Thursday, June 14, 2018

Short-Term Gain For Long, Long-Term Pain

I will readily admit to readers that I am not by nature one who sees the glass as half-full; however, since the June 7th provincial election of Doug Ford, which revealed that far too many of my fellow-citizens are quite happy to enter into Faustian pacts, my natural tendency toward brooding pessimism has intensified.

And With Good Reason.

A post-election analysis reveals how debased the electorate has become:
Ontarians handed Doug Ford a strong Progressive Conservative majority because they feel he best understands their pocketbook struggles and trust him to take quick action on excess government spending, says a revealing post-vote study by Navigator Ltd.

“If on the first day he calls in the auditors and cuts 10 cents off the gas tax he’ll be off to a very good start,” said Jaime Watt.
Despite the kind of magical thinking his promises require, voters responded with enthusiasm to Ford's vows to offer an array of money-saving schemes with no plan to pay for them, other than a promised $6 billion in efficiencies, code for massive cuts that those with even a mdicum of critical-thinking skills understand.

But probably the most depressing aspect of the Navigator study is that Ford supporters don't really give a damn about anyone but themselves:
Voters were less concerned with longer-term issues like infrastructure, pharmacare and anything aimed at the next generation — a factor that could have implications for upcoming municipal and federal election campaigns...

With an attitude like that, Ford Nation will be in its glory, at least for the short-term. At the start of July, Ford intends to recall the legislature to end the York University strike and
implement his planned 10-cents-per-litre reduction in gas prices.

He is hoping to achieve that by cutting the provincial excise tax and scrapping Ontario’s cap-and-trade program with Quebec and California.

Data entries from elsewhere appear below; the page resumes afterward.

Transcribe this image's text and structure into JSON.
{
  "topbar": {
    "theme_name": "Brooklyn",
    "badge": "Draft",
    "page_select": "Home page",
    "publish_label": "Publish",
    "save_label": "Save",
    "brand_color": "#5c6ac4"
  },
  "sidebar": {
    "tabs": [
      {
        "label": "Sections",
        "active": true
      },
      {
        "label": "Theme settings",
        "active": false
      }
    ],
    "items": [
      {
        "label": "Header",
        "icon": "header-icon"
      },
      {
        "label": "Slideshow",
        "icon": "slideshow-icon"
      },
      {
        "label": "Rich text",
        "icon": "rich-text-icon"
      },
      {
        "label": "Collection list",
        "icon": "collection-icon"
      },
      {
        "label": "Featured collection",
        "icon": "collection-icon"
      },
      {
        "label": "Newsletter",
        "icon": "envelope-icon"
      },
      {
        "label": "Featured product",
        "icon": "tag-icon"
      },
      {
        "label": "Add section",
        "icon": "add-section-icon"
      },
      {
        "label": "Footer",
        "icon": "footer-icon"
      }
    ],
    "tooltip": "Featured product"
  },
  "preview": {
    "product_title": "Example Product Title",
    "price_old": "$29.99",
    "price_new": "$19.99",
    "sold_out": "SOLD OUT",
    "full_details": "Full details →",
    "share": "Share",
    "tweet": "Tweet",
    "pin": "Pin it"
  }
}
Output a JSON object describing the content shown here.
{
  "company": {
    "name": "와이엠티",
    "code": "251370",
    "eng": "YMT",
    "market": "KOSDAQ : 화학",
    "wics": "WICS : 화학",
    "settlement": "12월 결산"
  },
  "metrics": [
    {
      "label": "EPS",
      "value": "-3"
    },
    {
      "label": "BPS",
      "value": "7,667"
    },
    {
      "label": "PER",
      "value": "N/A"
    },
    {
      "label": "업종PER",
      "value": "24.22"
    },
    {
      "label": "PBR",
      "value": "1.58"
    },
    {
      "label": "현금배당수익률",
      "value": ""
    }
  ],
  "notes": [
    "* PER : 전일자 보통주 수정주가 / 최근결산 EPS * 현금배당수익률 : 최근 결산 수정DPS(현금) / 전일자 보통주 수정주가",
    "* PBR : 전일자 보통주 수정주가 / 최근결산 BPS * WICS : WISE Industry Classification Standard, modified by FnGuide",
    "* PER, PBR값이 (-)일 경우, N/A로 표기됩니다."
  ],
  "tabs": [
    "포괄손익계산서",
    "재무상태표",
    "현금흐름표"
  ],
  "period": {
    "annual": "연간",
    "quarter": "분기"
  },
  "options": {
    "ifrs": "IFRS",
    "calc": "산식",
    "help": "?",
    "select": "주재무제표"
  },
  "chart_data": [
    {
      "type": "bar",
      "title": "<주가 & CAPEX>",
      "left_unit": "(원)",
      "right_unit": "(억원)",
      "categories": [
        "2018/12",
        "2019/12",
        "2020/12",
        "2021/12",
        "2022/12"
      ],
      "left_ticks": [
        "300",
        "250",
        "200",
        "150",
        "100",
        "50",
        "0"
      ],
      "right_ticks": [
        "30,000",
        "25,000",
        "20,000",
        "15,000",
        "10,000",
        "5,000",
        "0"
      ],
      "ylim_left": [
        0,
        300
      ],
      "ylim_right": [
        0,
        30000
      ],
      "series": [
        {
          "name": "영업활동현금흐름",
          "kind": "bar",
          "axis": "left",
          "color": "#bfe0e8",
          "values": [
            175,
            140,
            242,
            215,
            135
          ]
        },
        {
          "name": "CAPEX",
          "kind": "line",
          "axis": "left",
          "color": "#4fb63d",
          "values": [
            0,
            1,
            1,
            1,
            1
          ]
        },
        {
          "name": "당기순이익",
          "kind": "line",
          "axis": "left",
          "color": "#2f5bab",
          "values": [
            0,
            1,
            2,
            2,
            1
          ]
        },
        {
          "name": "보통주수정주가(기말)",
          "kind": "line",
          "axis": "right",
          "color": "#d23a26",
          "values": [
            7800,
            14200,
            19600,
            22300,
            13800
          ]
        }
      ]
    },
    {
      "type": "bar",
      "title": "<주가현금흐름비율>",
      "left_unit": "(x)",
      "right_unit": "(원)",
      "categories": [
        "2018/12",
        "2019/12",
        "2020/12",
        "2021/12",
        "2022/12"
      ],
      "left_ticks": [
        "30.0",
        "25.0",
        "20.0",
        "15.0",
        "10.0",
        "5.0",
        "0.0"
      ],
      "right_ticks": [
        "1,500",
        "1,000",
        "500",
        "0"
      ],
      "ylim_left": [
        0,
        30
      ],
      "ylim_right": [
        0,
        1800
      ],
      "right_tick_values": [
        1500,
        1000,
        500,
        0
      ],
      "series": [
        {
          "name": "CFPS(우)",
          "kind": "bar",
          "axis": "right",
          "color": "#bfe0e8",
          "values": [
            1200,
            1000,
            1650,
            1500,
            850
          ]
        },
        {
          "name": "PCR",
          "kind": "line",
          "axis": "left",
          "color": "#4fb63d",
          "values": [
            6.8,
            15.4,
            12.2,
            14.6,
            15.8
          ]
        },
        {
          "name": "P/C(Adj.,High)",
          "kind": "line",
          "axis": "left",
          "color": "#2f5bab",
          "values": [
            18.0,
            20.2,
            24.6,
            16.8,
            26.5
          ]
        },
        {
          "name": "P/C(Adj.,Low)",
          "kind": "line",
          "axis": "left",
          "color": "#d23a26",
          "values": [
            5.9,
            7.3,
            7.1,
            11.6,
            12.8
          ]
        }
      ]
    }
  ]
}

While withdrawing from the climate change pact could take 18 months, Tories believe the taxes can be cut before Ontario exits the greenhouse-gas reduction program.
Turning his back on climate change abatement and adaptation will undoubtedly elicit paroxysms of joy, but, as the saying goes, be careful what you wish for:
Antarctica’s ice sheet is melting at a rapidly increasing rate, now pouring more than 180 billion tonnes of ice into the ocean annually and raising sea levels a half-millimetre every year, a team of 80 scientists reported Wednesday.

The melt rate has tripled in the past decade, the study concluded. If the acceleration continues, some of scientists’ worst fears about rising oceans could be realized, leaving low-lying cities and communities with less time to prepare than they had hoped.
But what do facts mean to the people devoted to a provincial Wizard of Oz? Probably as much as they do to those who see no paradox in a prime minister who says that we can meet our climate-change goals at the same time we buy up and expand pipelines to extract more bitumen from the tar sands of Alberta.

Clearly, we are no longer in Kansas.


  1. Egos rule the roost, Lorne. Critical thinking is a fossil from the past.

    1. And it is the curse of intelligence to bear witness to the ensuing folly, Owen.

  2. I think this public attitude of selfishness and "what's in it for me?" has found purchase in most states and provinces. I've sensed a general apathy toward what our actions portend for future generations even our own grandchildren. Their kids, our great-grandchildren are irrelevant. If the current generations had to experience the consequences of our actions we would behave entirely differently. It's hard to imagine that we can be so callous to nihilism.

    1. I, too, am floored by the egregious narcissism people today are displaying, Mound. it reminds me of something you have talked about on your blog, the lesson of Easter Island. When we consume the very things that make our continued existence possible, it is hard not to believe that the closing curtain is fast being drawn.